__Exercise directions__
From the records below, count the lines containing the word "this" and give only that number.

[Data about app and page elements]
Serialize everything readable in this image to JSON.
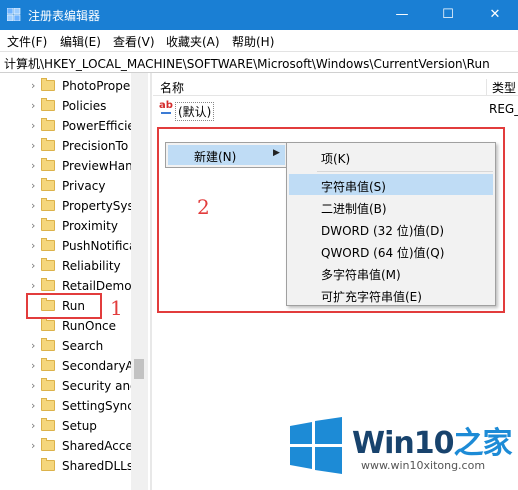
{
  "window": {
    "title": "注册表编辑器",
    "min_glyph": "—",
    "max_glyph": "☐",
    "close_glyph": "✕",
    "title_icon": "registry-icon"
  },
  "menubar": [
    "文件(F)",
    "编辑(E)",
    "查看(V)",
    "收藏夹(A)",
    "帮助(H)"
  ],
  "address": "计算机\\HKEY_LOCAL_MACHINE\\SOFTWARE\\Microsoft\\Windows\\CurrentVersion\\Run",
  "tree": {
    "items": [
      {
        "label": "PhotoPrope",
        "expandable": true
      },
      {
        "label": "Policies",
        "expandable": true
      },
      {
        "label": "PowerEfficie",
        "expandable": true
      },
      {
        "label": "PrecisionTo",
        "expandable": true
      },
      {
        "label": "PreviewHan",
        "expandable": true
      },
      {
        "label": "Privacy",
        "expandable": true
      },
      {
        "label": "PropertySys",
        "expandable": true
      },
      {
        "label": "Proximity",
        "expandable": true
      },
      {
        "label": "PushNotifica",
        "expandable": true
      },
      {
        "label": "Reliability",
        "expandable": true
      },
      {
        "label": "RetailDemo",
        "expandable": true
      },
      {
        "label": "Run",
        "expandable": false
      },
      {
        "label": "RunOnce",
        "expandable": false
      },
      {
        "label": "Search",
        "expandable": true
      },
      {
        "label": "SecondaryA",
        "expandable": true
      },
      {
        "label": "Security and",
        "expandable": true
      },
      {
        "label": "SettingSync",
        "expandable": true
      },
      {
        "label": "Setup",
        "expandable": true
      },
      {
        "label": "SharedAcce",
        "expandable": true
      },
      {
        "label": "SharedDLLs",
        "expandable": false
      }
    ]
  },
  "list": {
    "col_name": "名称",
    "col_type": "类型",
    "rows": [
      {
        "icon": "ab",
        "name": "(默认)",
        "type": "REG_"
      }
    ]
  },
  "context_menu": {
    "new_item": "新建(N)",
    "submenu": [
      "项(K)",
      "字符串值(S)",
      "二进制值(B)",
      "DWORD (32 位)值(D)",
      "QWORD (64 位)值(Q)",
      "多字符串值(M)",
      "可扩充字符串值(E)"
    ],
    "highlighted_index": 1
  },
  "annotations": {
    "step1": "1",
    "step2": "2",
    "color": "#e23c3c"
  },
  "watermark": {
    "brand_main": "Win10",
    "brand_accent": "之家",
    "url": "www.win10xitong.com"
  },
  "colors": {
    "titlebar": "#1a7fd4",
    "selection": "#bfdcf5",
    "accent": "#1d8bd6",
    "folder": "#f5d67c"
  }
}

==

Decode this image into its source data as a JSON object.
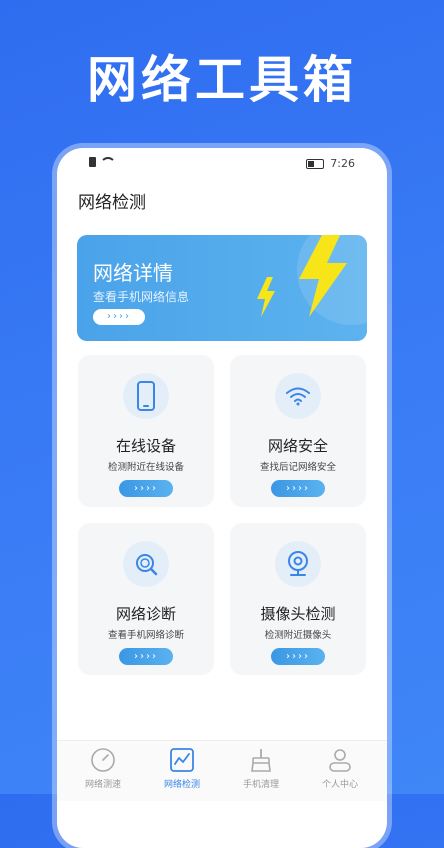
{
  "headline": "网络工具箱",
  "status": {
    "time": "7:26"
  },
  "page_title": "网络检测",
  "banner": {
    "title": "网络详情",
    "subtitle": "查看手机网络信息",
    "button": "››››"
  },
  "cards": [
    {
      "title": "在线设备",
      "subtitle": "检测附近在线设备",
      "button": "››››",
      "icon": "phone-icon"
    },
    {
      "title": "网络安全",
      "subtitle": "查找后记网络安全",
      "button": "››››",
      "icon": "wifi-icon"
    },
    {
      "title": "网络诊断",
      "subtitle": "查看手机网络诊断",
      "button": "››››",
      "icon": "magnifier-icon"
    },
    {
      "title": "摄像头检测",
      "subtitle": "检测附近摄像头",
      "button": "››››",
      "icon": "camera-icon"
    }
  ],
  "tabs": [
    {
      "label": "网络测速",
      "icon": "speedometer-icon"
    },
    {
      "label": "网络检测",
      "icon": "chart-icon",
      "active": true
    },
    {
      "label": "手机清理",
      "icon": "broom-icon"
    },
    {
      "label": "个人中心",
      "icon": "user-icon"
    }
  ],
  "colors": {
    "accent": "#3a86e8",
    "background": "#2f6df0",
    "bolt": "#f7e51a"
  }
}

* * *

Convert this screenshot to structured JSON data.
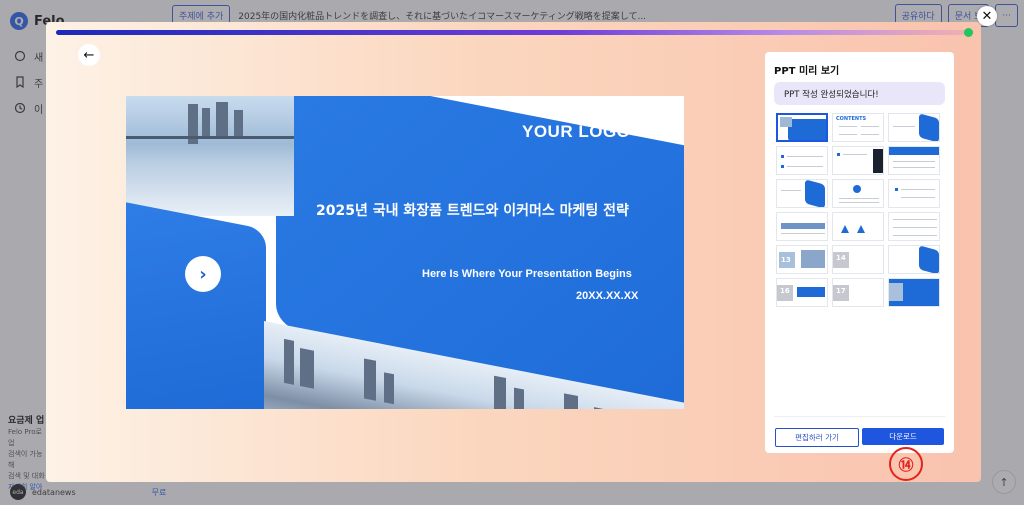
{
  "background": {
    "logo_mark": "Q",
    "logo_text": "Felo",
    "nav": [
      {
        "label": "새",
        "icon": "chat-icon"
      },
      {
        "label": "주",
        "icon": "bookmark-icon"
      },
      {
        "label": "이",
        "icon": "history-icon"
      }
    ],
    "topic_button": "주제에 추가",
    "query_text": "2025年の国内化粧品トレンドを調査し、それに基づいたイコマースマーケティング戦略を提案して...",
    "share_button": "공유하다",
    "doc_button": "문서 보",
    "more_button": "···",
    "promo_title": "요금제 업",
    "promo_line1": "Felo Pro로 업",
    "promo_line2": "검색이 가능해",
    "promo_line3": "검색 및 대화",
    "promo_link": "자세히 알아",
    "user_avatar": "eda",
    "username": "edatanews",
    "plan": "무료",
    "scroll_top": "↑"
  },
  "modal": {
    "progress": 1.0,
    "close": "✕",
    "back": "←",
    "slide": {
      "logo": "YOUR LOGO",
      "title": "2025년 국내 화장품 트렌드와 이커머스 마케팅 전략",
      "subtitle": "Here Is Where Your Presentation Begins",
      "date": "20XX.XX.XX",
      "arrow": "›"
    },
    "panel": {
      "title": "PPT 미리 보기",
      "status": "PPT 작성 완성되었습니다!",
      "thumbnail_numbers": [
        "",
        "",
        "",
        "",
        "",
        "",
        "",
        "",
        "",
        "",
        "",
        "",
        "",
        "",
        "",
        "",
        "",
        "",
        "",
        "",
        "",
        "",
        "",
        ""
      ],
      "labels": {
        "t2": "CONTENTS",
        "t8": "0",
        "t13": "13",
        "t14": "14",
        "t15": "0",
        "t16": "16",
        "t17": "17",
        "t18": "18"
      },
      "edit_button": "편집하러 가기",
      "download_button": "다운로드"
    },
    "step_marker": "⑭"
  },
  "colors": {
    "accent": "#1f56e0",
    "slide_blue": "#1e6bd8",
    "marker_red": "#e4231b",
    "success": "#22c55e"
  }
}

__Answer area__
3